Stuart is also host of the successful Pint of Science event in Antwerp. Their first event was sold out and was a huge success. The reason behind the launch of the event, was to bring their research to the people that matter — the public. Their ‘Beautiful Mind’ event spread over three days, and contained some fascinating and friendly talks from some of the best neuroscientists at the University.

Stuart’s though on why science events like this, which are open to the public, are so important:

I think they’re important for two reasons — firstly, it’s so important for the integration of science in our popular culture that talented and enthusiastic scientists can easily mingle and discuss their research with the people that pay for it and will eventually benefit from it.

Secondly, I think that it’s a wonderful experience for the scientists themselves as the act of science communication itself helps us to better understand the relevance of what we do and really helps us come up with new ideas and insights — inspiration can come from anywhere and getting fresh new perspectives is invaluable.

Stuart’s favourite quote is a quote by Linus Pauling:

“If you want to have good ideas, you must have many ideas.”

But more importantly, Stuart favors teamwork above a single particular scientific discovery or idea. He admires those that conduct science to the very best of their ability, solely for the cause of improving the lives of others. Selfless, dedicated scientists — many of whom are never known — form the cornerstone of our research community.

Read the interview with Stuart in Interviews with Scientists at HelloBio.

Follow Stuart on Facebook, where he posts interesting articles on the subjects of health, aging, and biotechnology.

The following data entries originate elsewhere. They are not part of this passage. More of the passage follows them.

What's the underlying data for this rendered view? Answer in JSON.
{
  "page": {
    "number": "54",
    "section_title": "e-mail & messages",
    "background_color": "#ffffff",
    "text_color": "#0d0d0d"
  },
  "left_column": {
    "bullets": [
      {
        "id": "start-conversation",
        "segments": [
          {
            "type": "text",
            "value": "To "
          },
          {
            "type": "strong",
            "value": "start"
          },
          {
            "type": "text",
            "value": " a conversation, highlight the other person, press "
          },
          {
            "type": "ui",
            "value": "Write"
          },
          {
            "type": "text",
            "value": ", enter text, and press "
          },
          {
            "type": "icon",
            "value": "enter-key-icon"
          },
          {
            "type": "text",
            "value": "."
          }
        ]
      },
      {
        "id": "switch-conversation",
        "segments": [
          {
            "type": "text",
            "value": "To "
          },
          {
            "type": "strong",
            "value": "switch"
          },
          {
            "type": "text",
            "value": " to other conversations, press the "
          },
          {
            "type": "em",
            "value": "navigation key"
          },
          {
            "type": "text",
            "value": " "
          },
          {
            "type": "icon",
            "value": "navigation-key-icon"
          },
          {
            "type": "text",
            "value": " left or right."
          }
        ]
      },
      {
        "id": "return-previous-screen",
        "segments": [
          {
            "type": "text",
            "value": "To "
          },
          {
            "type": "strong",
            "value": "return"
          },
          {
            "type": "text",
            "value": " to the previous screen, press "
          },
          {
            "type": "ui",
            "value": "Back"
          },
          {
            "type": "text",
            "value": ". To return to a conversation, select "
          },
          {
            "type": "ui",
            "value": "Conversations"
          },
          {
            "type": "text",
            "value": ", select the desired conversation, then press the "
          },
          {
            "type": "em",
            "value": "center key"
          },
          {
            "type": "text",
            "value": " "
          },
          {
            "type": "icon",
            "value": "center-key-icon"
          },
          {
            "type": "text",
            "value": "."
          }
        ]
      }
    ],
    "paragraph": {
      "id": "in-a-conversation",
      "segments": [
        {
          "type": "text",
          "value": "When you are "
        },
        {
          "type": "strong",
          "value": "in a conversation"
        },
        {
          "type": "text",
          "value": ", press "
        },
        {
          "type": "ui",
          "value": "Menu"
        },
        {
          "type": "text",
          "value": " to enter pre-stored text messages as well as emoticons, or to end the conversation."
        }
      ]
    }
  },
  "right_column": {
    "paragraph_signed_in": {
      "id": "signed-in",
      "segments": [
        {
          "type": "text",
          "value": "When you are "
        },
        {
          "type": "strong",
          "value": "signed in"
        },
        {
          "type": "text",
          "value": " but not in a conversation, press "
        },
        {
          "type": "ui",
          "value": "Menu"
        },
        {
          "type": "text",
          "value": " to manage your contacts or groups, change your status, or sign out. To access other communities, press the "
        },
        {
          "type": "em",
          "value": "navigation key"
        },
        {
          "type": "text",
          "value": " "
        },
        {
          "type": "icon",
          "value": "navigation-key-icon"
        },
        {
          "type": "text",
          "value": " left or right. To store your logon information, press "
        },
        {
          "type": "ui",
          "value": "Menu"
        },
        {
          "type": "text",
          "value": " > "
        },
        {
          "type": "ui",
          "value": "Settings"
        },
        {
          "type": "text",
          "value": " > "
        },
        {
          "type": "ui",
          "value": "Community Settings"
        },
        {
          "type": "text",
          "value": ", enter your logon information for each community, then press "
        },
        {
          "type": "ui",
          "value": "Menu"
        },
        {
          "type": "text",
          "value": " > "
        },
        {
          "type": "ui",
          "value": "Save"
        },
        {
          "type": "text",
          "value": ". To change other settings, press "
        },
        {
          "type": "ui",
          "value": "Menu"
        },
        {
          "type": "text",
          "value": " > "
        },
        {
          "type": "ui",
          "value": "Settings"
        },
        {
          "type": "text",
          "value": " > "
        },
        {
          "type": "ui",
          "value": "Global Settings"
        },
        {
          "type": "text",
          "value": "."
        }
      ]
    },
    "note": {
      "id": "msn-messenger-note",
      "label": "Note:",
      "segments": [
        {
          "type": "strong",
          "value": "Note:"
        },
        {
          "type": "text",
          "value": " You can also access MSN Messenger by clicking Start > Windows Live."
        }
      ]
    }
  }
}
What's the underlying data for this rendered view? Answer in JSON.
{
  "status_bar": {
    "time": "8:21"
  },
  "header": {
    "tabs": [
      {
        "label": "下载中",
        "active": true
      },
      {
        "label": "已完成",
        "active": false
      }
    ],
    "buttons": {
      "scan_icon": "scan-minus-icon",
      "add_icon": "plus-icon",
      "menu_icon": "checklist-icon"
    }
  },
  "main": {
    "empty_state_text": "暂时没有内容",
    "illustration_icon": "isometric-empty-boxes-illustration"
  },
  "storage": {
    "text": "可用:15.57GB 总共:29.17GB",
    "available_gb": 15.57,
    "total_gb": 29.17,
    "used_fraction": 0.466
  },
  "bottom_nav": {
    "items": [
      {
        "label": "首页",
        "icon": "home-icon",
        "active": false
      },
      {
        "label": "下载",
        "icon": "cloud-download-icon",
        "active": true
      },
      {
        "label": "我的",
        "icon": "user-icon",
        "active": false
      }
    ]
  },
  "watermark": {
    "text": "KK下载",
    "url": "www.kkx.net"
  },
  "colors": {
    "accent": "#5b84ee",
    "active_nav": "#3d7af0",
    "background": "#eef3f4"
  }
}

Visit his FRIS Research profile, LinkedIn profile, Loop profile, Pub Facts profile, and Publons profile. View his homepage, Google Scholar page, and Muck Rack page. Follow him on Academia, Facebook, Semantic Scholar, and Twitter.